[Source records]
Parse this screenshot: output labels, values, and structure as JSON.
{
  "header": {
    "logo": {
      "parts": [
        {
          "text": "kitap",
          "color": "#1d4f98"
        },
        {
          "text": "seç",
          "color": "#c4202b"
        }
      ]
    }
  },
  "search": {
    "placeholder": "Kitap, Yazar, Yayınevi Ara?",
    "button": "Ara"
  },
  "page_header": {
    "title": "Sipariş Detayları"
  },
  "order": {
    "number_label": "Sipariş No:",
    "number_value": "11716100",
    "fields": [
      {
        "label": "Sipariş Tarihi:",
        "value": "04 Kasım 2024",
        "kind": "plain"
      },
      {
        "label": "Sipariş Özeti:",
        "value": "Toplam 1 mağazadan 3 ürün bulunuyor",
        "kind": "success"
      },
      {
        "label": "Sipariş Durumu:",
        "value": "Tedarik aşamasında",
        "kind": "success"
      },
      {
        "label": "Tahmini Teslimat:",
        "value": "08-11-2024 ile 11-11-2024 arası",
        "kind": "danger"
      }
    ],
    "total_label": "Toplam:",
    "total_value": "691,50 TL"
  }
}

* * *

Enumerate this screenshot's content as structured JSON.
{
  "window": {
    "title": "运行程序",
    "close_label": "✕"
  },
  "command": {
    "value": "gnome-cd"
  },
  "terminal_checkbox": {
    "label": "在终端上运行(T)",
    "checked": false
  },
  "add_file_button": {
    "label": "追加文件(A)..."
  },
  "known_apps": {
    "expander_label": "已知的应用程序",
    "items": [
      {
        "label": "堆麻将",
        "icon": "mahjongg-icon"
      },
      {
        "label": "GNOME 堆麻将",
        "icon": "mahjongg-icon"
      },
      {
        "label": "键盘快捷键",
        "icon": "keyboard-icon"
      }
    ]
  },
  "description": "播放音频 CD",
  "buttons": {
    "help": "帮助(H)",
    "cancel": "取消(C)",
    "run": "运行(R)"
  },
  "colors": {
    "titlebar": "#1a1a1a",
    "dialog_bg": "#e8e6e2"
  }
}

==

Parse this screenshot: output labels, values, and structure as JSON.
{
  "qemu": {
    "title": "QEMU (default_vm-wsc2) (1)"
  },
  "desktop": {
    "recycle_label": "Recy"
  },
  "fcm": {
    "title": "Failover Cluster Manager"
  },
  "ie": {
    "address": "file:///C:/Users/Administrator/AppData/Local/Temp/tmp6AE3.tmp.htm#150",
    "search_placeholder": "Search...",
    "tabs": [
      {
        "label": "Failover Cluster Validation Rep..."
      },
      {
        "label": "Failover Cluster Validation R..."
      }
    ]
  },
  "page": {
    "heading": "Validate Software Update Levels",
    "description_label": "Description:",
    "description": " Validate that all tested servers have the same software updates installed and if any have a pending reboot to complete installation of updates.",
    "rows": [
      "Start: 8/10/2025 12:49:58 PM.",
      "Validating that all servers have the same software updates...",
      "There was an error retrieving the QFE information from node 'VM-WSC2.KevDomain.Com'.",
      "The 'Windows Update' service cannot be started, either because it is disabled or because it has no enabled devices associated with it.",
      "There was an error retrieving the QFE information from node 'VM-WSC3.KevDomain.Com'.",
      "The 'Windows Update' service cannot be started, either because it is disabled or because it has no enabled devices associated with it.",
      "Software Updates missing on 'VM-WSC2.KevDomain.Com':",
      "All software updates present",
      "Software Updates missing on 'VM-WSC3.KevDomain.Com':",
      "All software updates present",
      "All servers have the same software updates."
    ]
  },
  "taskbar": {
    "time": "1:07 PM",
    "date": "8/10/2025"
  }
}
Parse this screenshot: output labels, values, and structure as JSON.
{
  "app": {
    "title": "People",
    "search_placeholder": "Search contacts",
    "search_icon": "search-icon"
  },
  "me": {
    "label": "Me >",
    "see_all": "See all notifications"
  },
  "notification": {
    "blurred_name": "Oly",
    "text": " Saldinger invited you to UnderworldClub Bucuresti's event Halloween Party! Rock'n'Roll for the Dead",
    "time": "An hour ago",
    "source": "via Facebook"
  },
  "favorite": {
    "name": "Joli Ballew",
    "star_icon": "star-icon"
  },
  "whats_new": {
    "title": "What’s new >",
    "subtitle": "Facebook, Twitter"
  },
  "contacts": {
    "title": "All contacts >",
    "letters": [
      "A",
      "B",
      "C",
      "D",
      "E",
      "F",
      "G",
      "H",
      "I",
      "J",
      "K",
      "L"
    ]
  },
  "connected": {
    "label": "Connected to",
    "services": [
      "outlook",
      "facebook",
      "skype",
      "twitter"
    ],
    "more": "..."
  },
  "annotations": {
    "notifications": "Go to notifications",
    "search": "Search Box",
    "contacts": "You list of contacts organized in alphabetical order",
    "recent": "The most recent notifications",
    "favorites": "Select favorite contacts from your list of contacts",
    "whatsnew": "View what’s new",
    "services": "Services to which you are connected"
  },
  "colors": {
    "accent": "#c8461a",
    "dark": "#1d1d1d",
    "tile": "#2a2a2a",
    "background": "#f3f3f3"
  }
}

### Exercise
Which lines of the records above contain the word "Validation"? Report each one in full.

### Expected output
        "label": "Failover Cluster Validation Rep..."
        "label": "Failover Cluster Validation R..."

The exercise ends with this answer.